(Page and application data records)
□ □ □
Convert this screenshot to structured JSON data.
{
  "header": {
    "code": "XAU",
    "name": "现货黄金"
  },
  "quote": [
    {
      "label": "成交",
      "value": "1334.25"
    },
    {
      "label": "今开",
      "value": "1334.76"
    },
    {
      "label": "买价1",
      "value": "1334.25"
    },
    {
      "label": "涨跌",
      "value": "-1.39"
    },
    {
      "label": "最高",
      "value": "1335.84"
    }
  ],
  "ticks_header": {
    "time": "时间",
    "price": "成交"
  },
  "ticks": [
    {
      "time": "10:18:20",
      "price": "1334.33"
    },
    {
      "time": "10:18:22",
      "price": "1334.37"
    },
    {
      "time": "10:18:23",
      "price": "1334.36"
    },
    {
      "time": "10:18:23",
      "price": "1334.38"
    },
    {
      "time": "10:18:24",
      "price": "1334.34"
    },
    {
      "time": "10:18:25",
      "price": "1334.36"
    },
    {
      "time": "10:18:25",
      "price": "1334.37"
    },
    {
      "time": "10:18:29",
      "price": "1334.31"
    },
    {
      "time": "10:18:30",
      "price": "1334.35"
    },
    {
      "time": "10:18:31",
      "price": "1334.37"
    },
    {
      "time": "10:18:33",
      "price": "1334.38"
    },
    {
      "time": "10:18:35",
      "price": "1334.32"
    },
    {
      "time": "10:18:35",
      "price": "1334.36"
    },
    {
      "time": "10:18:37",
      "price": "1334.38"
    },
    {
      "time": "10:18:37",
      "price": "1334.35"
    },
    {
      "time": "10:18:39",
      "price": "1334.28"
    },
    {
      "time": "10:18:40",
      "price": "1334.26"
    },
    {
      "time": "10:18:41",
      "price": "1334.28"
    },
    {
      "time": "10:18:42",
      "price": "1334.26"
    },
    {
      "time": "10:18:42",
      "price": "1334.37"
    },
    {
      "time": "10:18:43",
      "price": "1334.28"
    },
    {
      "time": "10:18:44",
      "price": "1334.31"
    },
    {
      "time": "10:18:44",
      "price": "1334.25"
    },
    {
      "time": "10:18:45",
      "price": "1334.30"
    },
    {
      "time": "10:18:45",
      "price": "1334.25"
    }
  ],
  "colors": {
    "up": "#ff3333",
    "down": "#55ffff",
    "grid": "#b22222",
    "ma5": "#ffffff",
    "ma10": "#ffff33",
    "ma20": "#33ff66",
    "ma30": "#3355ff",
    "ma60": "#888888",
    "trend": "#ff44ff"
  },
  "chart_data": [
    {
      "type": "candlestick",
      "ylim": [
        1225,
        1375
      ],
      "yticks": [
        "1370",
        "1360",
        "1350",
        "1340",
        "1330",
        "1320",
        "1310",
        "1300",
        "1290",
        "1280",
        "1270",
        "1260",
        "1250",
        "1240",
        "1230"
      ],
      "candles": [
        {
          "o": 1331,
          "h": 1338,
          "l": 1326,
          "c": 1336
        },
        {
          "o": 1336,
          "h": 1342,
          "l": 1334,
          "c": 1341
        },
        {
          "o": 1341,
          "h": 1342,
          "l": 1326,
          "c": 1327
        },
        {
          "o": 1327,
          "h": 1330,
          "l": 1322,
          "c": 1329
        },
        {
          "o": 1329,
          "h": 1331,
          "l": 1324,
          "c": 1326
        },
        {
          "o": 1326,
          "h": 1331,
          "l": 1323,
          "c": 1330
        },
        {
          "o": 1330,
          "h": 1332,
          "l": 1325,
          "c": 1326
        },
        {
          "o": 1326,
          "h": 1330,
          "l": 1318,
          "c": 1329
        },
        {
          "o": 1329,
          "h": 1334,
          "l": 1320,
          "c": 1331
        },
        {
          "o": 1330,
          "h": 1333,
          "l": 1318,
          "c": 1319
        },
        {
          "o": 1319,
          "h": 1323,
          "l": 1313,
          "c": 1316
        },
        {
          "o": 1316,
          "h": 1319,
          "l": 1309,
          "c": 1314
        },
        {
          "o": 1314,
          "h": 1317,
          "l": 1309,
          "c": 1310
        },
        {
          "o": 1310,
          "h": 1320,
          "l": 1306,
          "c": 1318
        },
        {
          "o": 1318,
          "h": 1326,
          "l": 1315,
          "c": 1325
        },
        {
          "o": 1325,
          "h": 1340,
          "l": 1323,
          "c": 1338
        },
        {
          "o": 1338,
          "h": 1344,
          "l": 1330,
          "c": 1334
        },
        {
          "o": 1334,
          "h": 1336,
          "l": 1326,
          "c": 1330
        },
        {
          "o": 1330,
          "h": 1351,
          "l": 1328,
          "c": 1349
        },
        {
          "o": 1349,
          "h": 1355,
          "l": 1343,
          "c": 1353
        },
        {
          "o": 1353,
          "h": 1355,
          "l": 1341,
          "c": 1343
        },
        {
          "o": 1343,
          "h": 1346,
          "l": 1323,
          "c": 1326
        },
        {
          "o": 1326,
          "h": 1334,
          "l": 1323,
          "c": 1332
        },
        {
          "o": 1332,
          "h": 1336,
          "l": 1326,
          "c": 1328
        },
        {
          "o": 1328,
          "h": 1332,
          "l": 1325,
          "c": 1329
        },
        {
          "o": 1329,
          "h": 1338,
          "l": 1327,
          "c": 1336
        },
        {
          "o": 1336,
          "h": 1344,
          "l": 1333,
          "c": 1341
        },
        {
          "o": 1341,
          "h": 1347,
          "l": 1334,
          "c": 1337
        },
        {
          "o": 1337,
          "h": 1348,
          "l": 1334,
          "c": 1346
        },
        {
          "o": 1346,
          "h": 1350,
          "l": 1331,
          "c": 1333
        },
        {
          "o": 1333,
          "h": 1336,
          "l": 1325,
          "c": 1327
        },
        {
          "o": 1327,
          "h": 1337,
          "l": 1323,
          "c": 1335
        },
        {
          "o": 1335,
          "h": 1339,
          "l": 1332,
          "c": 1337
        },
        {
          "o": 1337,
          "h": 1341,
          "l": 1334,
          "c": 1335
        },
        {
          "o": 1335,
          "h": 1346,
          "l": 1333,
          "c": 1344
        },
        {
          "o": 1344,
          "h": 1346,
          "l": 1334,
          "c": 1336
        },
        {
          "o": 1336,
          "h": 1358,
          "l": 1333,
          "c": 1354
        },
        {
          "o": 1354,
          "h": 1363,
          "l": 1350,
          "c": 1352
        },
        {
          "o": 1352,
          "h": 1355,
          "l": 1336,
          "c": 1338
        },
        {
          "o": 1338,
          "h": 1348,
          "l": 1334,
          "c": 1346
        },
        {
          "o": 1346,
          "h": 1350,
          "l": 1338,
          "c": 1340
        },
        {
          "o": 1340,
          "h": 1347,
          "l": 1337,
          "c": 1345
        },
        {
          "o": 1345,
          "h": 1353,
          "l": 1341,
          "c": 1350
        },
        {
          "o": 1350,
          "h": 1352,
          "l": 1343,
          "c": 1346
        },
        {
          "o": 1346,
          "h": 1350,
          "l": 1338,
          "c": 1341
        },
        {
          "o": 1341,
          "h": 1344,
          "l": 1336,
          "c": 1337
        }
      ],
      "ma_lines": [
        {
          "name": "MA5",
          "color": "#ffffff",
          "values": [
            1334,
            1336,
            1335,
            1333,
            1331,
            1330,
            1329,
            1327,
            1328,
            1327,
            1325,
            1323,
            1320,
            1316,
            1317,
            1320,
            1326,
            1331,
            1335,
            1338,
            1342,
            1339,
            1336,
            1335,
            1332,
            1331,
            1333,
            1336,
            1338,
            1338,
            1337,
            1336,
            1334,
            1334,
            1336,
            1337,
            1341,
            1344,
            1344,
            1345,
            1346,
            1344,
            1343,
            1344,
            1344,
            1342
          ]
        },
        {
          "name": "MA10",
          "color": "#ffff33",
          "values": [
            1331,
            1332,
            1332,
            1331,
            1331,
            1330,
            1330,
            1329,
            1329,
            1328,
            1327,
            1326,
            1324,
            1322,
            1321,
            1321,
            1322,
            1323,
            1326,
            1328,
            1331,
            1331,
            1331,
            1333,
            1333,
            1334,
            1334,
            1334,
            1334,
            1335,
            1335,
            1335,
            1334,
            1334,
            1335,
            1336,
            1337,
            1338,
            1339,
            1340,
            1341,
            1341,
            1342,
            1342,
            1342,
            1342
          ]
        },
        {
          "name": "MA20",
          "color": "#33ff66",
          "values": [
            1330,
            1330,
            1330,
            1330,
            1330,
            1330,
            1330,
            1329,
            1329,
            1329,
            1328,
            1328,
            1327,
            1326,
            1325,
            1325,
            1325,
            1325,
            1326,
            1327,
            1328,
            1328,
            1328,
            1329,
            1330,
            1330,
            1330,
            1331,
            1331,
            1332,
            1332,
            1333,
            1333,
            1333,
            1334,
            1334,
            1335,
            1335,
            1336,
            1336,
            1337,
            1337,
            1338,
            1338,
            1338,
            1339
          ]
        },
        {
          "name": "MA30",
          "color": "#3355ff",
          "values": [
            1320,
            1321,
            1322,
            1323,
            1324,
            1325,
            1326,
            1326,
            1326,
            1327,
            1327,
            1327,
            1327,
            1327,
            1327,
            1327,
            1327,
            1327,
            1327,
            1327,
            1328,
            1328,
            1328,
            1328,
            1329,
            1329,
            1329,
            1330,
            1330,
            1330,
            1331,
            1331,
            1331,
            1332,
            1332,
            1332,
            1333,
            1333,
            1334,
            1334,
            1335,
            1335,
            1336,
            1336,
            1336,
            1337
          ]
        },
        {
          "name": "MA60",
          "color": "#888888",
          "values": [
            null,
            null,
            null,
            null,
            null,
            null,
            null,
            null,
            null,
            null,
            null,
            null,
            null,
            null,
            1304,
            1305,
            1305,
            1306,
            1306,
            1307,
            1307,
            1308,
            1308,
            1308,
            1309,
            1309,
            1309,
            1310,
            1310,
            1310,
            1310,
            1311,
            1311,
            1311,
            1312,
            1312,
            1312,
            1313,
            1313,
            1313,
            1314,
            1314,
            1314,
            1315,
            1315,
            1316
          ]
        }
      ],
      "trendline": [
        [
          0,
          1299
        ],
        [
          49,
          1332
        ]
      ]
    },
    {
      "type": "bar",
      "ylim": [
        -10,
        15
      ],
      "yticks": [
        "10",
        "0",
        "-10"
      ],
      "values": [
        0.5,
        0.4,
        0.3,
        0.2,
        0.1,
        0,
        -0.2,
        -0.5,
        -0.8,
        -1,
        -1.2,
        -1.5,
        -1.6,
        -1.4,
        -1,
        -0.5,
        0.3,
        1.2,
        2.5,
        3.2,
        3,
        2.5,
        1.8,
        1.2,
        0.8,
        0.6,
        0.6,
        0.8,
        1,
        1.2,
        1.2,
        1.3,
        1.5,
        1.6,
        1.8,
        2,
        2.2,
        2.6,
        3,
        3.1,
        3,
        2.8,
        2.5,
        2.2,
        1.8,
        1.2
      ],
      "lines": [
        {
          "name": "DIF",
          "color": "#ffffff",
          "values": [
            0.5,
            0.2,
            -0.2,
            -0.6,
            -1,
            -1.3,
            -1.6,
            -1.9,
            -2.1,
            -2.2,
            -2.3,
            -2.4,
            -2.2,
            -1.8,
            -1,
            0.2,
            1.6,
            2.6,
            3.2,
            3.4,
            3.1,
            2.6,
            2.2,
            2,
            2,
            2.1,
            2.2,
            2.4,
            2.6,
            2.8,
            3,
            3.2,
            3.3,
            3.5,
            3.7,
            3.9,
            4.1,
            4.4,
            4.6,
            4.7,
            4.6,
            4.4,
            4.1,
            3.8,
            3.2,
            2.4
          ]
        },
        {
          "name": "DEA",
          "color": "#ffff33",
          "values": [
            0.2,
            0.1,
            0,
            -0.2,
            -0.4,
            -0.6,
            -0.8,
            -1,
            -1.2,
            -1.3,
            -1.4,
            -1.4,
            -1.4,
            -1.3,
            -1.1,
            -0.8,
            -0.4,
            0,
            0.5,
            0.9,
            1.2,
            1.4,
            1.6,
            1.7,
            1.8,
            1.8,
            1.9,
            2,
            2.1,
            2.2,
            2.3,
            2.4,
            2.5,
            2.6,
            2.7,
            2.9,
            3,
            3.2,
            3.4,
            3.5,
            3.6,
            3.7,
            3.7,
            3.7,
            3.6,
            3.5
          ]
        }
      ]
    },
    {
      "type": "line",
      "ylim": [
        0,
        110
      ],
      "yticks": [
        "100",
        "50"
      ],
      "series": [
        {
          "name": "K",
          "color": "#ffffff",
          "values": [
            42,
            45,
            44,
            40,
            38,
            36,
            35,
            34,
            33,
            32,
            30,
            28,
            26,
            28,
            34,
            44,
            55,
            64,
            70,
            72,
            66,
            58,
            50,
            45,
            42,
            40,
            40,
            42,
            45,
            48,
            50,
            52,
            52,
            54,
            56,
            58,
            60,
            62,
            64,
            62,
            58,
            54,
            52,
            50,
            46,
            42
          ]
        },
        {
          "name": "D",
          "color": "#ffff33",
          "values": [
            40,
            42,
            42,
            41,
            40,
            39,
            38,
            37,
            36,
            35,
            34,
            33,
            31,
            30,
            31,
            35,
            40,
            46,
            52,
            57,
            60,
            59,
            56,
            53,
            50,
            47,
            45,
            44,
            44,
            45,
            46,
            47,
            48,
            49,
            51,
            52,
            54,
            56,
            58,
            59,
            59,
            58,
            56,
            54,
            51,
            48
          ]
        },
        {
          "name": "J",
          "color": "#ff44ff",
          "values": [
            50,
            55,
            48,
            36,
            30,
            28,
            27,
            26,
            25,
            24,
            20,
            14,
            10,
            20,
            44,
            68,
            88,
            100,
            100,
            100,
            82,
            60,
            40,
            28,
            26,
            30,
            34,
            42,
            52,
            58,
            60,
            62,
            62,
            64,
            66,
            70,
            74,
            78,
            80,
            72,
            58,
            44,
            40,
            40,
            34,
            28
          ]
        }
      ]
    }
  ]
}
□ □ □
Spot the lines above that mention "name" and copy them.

    "name": "现货黄金"
          "name": "MA5",
          "name": "MA10",
          "name": "MA20",
          "name": "MA30",
          "name": "MA60",
          "name": "DIF",
          "name": "DEA",
          "name": "K",
          "name": "D",
          "name": "J",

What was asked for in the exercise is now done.